Considering their delegate numbers, consistent polling and consecutive voting wins in almost all demographic areas, Trump and Clinton can be justifiably considered as the presumptive nominees of their parties. Faced with the now very real possibility of a Trump nomination the GOP is getting more anxious, especially when Trump says to expect more a ‘presidential’ tone in future; his unpredictability could be more dangerous for the party than his overt brand of brash conservatism. The question becomes will the party elites follow their base or will the base follow their leaders? Ted Cruz and John Kasich don’t want to go down without a fight despite being mathematically locked out of the nomination, so in a desperate scheme worthy of Frank Underwood they told everyone they were spread too thin and had mutually decided not to campaign in every state. Cue money flow stopped. But the hastily planned and publicly stated #NeverTrump alliance fell apart quicker than a Britney Spears Las Vegas marriage and it is back to every candidate for themselves.
So the next stop is Indiana (spoiler alert: you’ll be hearing the word “Hoosier” a whole lot more) where Cruz has staked his success on controversial VP pick Carly Fiorina: the unpopular, politically inexperienced businesswoman whose face was subjected to a lot of Trump bashing. And despite Sanders repeatedly insisting that he is in the race to the very end, his recent downsizing of hundreds of staffers shows that his campaign may be faltering in its fundraising in light of a much narrower path to victory.
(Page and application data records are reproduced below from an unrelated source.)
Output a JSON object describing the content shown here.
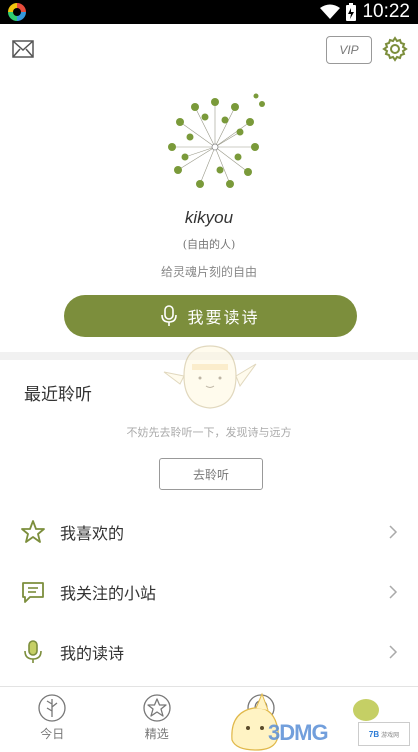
{
  "status_bar": {
    "time": "10:22"
  },
  "top_bar": {
    "vip_label": "VIP",
    "icons": [
      "mail-icon",
      "gear-icon"
    ]
  },
  "profile": {
    "username": "kikyou",
    "tagline": "(自由的人)",
    "bio": "给灵魂片刻的自由"
  },
  "recite_button": {
    "label": "我要读诗",
    "icon": "microphone-icon"
  },
  "recent_listening": {
    "title": "最近聆听",
    "empty_text": "不妨先去聆听一下，发现诗与远方",
    "button_label": "去聆听"
  },
  "menu": [
    {
      "label": "我喜欢的",
      "icon": "star-icon"
    },
    {
      "label": "我关注的小站",
      "icon": "chat-bubble-icon"
    },
    {
      "label": "我的读诗",
      "icon": "microphone-icon"
    }
  ],
  "tab_bar": {
    "tabs": [
      {
        "label": "今日",
        "icon": "tree-icon"
      },
      {
        "label": "精选",
        "icon": "star-badge-icon"
      },
      {
        "label": "",
        "icon": "mascot-icon"
      },
      {
        "label": "",
        "icon": "profile-blob-icon"
      }
    ]
  },
  "watermark": {
    "text": "3DMG",
    "badge_num": "7B",
    "badge_text": "游戏网"
  },
  "colors": {
    "accent": "#7c8e3c",
    "leaf_green": "#7a9a3a",
    "text": "#333333"
  }
}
One thing’s for sure, both parties are pretty evenly split between their candidates and steps need to be taken to ensure that everyone hops on board to support their eventual nominees.
Never been on a high speed train before? It’s killer. Movie for your mood: Mission Impossible